New Zealand HR startup Joyous has raised $NZ4 million ($3.77 million) in seed funding, led by Aussie VC fund AirTree Ventures.
Founded by brothers Mike and Philip Carden, the Auckland-based startup provides employee feedback software, with a specific focus on large enterprises “where a lot of the workers are at arm’s length from the mothership”, Mike Carden tells StartupSmart.
The product allows for “frequent and open” feedback, and encourages managers and senior leaders to respond to it.
“We just turn on a feedback culture for them,” Carden adds.
Because Joyous generates so much feedback, it also has an engine that can extract trends and insights from the data, allowing leaders to understand what daily life is like for their employees, and to identify and act on any potential issues.

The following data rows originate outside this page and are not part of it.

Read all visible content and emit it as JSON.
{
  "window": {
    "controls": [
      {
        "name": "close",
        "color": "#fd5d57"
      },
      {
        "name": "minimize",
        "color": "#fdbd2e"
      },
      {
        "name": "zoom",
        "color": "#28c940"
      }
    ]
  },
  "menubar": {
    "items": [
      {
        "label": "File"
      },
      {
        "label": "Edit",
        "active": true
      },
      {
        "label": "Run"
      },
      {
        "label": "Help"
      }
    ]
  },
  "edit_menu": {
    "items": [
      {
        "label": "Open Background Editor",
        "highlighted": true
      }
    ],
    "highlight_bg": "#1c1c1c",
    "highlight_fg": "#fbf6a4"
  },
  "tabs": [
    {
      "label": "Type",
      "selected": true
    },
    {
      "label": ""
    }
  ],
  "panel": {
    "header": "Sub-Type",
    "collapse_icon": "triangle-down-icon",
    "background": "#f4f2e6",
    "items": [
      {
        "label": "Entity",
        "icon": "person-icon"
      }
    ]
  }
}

The co-founders took the product to market in January this year, after securing $NZ1 million ($942,000) in seed funding.
And, while he doesn’t reveal any actual revenue growth figures, Carden says things are going pretty well.
“Revenue growth looks stupid in organisations that are brand new,” he notes.
“Last year we didn’t sell much, this year we sold lots.”
He does reveal Joyous has started bringing multinational clients on board, including large US companies.
“It’s only a handful, but these are big deals. These are employers of tens of thousands of staff,” he says.
“That’s exactly where we want to be at the moment.”
A Kiwi icon
Already, the brothers are thinking on a global scale and long-term. They’re not looking for quick growth and a quick exit, Carden says.
“We’re trying to build an iconic tech business. We’re building something of significance.”
Carden has a vision of building a large employer that has an impact on the New Zealand economy and the broader, global tech scene.
“And the opportunity we’re in is, frankly, massive,” he says.
There are currently 1.5 billion people worldwide working for large companies, outside of the office, he says, and they’re not well catered for.
“There is definitely the ability to build a new category of micro-transactional feedback out there,” he adds.
“There is an opportunity to build a really substantial business.”
The wellbeing bandwagon
Joyous is also well positioned to make the most of an ongoing shift of consciousness towards employee wellbeing, and alternative approaches to HR operations. More and more large companies are taking notice of employee experience.
“Employee experience is a fashionable term, but it’s quite possibly just a whole new way to disappoint employees,” Carden says.
“What you really need to do is you need to give employees a voice … let them shape the experience they want at work.”
The startup’s mission also ties into increasing focus on employee inclusion. Whether you’re out driving a truck, on the ground in a retail store or in the head office, “your voice should still count”, he explains.
“We see that commentary affecting our market opportunity a lot.”
And finally, we’re seeing pressure mounting for organisations to be as transparent as possible, both when dealing with clients and employees. The ability to identify issues as early as possible plays into that transparency.
“We are, fortunately, right on that trend,” says Carden.
More than an MVP
The majority of this bout of funding is pegged for investment in the Joyous engineering team. Already, most of the 12-strong team are engineers, and the engineering team is set to double, Carden says.
Currently, the startup has no sales team to speak of, and while the co-founder suggests he will invest in a customer success team and sales people, “it’s certainly not the focus”, he says.
“We’ve got to this point so far without having a sales team.”
Carden has been working on growing Joyous with an ‘engineering-first’ approach.
When you’re building enterprise solutions, you can’t just create an MVP, build a sales team to sell and and see what happens, he says.
The product has to work at scale and, crucially, pass the security audit of a large multinational.
“You have to be able to show a combination of engineering excellence and, more importantly, that you provide a product that’s actually going to shift the needle for the enterprise,” Carden explains.
“That’s much more of an engineering challenge than a sales and marketing challenge, thank God,” he adds.
“It’s a much nicer world when you’re judged on your product rather than your persistence.”